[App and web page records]
--

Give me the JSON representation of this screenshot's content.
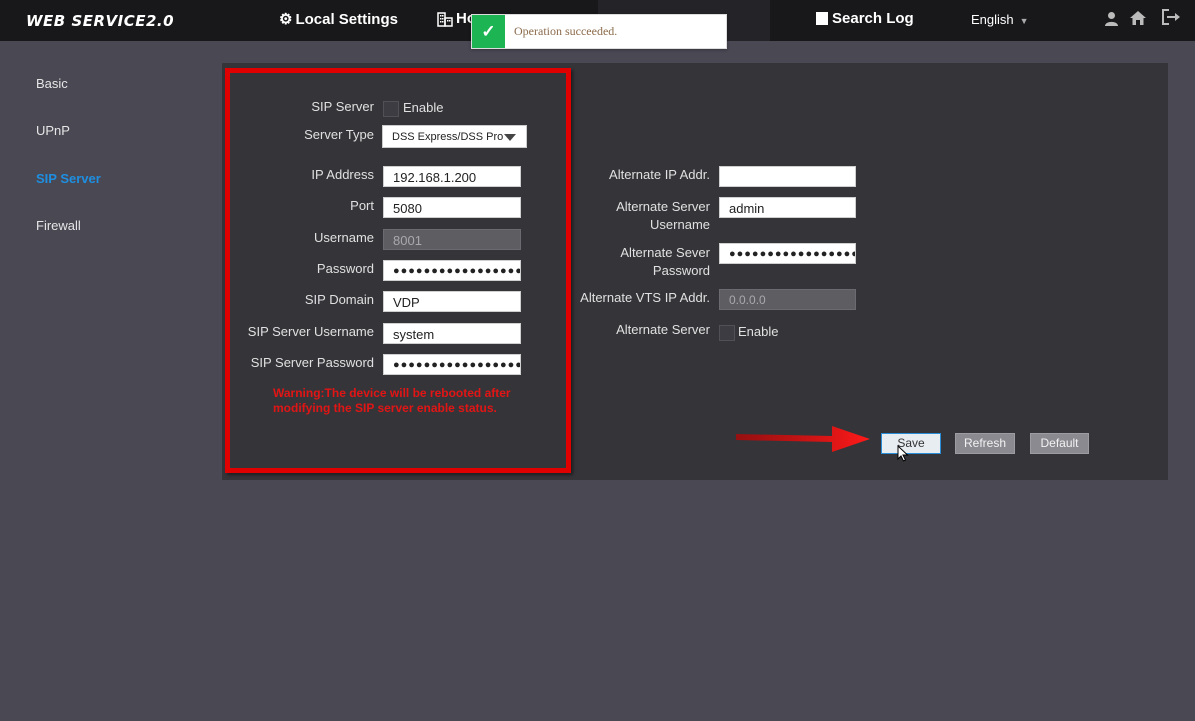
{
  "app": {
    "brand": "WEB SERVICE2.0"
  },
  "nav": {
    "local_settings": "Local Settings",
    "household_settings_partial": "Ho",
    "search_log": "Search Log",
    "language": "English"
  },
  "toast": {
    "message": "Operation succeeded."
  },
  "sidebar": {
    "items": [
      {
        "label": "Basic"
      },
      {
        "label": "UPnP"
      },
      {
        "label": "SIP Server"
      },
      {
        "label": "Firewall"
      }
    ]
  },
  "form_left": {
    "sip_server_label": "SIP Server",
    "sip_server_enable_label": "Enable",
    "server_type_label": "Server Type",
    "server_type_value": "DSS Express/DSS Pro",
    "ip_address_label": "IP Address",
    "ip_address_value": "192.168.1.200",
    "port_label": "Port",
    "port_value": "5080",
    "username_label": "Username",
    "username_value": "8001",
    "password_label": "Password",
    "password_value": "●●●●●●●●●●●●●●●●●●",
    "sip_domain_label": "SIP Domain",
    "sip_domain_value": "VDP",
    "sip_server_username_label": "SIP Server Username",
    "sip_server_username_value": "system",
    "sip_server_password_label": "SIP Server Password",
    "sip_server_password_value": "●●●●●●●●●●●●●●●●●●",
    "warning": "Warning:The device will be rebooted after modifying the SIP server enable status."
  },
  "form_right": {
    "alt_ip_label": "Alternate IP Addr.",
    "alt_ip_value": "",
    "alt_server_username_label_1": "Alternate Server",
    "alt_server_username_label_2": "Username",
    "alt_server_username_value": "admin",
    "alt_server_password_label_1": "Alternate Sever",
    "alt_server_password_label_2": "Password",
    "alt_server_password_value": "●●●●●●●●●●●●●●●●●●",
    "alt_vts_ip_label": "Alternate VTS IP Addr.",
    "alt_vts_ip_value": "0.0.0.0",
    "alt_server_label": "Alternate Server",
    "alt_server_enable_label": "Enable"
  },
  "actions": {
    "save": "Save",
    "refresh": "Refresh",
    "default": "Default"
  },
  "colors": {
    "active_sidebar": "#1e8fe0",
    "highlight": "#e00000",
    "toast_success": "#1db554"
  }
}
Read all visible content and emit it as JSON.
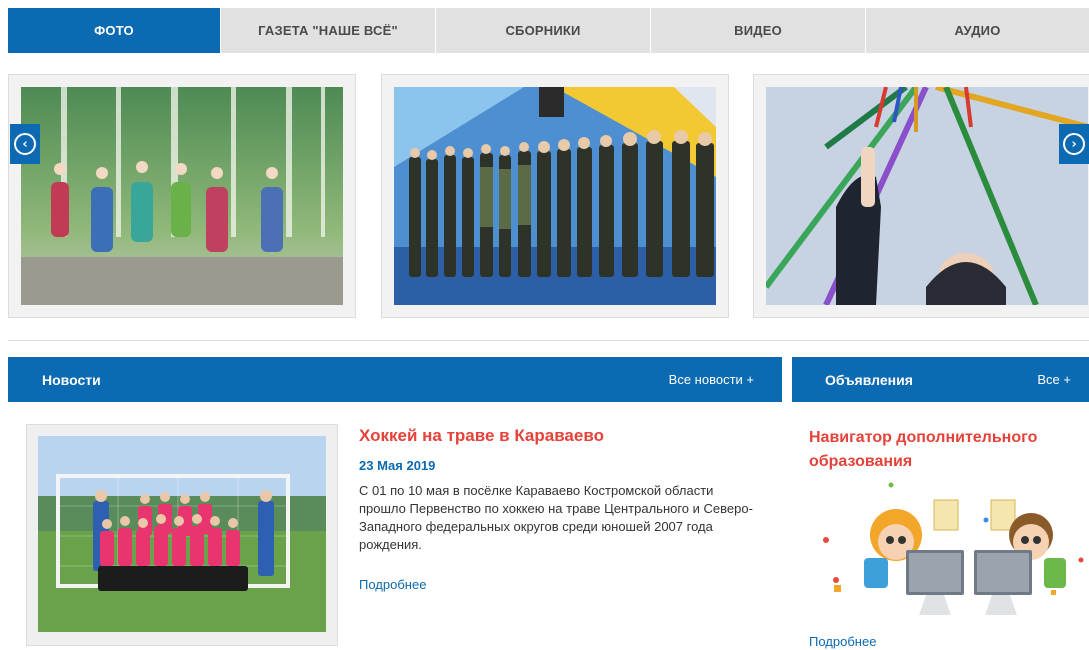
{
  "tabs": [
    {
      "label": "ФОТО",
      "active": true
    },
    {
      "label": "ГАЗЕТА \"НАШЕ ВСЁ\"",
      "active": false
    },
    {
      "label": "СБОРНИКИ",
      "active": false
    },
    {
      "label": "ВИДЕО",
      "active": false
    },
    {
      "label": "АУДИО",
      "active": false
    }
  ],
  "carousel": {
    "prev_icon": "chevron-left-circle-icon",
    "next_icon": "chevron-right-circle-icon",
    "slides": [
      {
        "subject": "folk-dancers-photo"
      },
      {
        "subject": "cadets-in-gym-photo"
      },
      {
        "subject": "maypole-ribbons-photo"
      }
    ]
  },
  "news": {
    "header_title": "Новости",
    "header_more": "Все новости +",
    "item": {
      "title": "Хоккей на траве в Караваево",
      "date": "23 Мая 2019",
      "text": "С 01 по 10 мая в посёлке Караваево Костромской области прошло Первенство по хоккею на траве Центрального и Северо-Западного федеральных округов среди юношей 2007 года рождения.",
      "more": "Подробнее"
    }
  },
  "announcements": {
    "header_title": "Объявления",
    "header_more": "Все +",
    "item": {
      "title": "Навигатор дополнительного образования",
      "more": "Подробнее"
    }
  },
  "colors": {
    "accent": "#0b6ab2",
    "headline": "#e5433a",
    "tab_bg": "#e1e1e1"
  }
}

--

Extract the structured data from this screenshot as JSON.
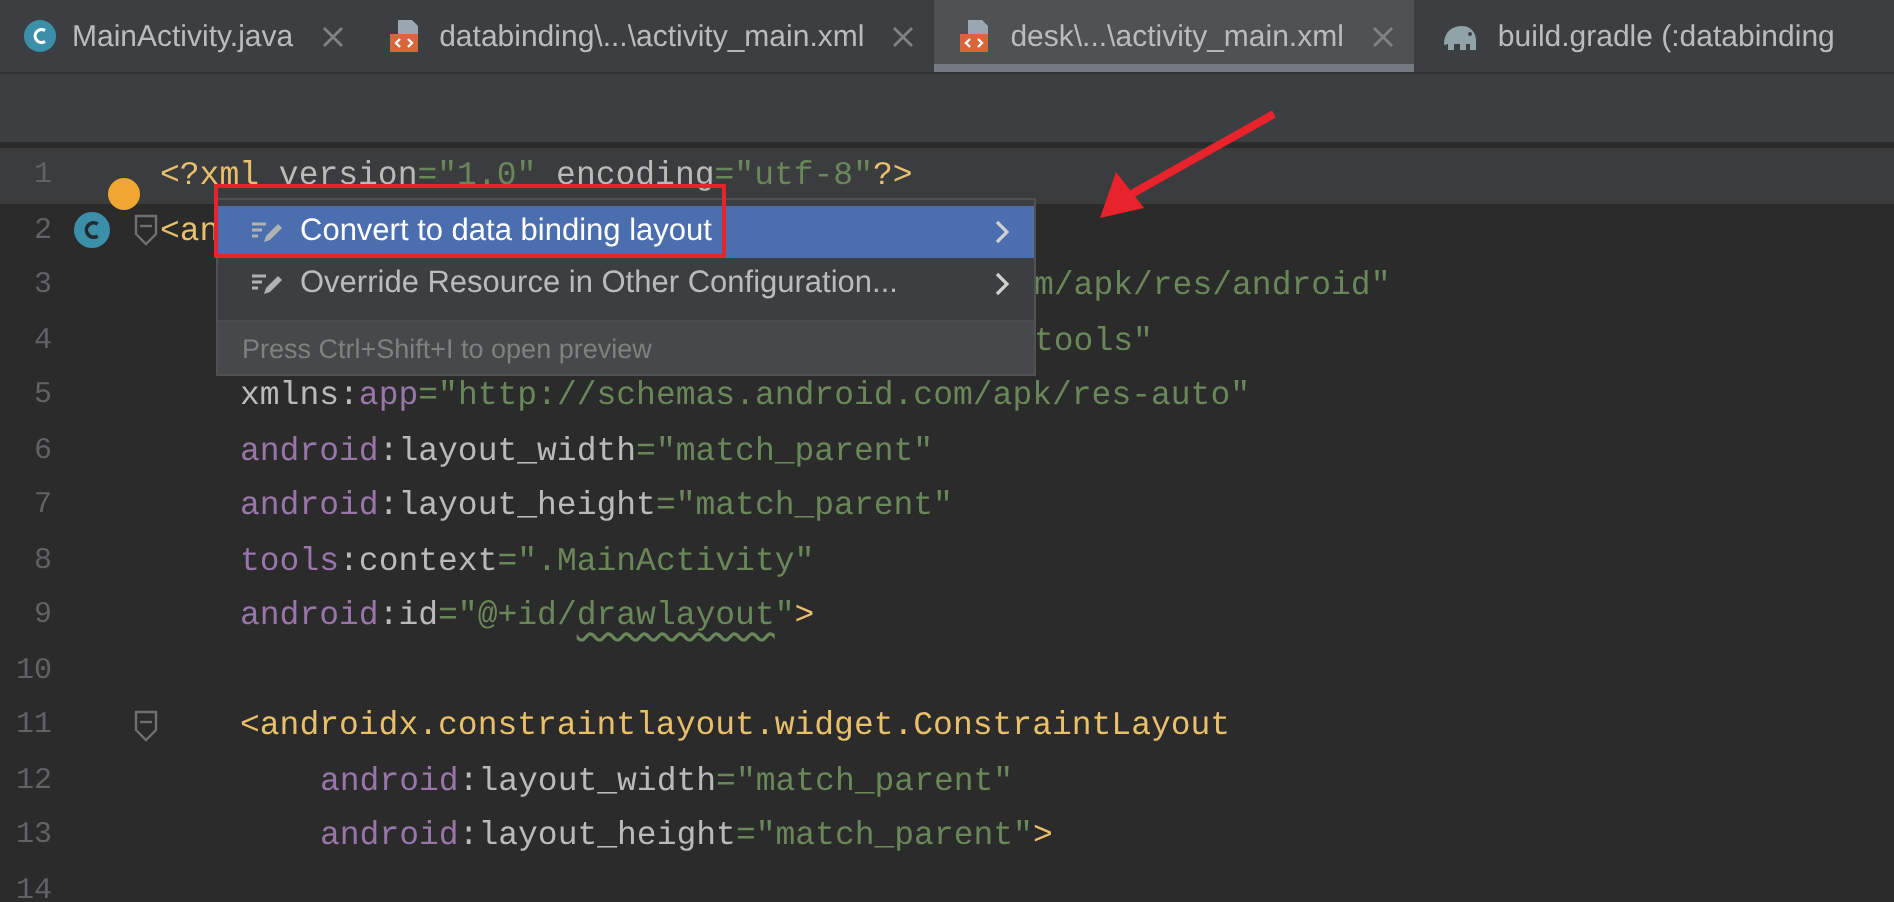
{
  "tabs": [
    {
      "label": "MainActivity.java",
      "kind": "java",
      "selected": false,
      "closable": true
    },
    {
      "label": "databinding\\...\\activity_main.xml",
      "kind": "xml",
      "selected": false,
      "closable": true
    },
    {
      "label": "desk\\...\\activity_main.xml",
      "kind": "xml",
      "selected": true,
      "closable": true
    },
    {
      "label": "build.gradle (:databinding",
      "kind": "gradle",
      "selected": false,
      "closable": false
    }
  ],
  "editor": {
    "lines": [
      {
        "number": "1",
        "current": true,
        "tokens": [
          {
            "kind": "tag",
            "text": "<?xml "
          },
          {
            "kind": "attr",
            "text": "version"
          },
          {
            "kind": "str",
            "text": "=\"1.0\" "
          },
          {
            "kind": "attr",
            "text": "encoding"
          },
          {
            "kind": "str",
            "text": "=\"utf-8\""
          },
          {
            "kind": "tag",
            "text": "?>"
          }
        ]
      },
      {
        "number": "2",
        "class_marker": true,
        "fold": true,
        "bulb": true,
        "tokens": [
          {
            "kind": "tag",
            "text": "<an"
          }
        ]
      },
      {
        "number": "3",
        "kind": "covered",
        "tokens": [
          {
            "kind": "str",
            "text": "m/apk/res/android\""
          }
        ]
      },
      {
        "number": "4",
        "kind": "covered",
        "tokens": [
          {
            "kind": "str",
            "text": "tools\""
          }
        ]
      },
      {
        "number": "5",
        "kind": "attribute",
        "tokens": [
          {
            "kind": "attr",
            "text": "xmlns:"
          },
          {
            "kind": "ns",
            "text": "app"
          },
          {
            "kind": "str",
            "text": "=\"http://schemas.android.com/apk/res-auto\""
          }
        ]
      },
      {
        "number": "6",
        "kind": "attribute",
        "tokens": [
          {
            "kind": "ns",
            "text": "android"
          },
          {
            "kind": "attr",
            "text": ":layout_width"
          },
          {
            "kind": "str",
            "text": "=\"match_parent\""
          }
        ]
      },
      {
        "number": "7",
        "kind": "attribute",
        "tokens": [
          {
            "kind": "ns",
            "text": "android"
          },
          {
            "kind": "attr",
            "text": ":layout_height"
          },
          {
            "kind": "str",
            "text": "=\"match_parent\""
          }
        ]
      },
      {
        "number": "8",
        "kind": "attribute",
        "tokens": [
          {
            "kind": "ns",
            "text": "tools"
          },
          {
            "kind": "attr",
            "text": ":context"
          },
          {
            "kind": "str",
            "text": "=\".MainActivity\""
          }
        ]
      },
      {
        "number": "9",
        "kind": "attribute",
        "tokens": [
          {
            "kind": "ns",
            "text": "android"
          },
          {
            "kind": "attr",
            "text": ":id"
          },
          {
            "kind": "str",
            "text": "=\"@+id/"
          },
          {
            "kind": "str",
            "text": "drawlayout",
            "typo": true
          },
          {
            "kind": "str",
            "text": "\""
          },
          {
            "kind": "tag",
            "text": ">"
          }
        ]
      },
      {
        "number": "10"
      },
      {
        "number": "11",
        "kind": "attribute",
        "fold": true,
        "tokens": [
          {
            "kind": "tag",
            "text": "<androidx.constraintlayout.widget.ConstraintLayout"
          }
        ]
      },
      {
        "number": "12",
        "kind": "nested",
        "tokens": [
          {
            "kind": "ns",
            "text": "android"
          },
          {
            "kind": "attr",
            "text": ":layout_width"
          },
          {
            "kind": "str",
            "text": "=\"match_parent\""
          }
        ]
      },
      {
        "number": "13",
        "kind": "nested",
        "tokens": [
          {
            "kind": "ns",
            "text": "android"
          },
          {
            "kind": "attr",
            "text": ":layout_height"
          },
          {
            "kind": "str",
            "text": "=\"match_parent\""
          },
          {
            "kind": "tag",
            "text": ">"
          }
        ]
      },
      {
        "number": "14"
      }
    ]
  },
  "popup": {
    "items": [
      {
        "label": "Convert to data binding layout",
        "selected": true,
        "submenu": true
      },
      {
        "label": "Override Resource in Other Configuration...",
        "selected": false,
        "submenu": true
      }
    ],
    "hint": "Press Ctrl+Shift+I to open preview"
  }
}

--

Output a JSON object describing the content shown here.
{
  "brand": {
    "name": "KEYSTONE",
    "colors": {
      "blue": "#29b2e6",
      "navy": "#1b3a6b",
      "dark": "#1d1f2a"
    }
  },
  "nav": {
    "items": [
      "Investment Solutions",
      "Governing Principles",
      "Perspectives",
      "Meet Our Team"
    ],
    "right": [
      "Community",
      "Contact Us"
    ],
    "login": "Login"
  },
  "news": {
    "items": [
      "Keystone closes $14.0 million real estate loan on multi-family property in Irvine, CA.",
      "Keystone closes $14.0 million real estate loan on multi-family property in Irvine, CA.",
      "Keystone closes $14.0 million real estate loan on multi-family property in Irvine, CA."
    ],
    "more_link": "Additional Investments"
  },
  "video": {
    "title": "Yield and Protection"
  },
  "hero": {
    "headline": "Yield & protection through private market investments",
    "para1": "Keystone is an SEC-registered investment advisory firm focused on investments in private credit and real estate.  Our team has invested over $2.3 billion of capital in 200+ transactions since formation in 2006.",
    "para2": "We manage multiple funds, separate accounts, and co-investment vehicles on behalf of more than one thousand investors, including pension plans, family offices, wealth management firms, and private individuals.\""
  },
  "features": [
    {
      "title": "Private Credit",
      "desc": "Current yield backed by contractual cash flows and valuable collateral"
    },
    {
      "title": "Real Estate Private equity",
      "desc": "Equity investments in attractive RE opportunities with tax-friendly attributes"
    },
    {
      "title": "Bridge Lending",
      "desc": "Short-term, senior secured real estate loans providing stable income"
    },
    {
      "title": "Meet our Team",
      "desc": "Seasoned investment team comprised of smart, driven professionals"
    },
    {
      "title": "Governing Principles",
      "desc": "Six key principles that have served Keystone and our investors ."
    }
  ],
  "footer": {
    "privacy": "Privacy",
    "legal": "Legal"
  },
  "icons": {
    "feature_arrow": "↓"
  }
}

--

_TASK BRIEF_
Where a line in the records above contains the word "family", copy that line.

_EXERCISE ANSWER_
      "Keystone closes $14.0 million real estate loan on multi-family property in Irvine, CA.",
      "Keystone closes $14.0 million real estate loan on multi-family property in Irvine, CA.",
      "Keystone closes $14.0 million real estate loan on multi-family property in Irvine, CA."
    "para2": "We manage multiple funds, separate accounts, and co-investment vehicles on behalf of more than one thousand investors, including pension plans, family offices, wealth management firms, and private individuals.\""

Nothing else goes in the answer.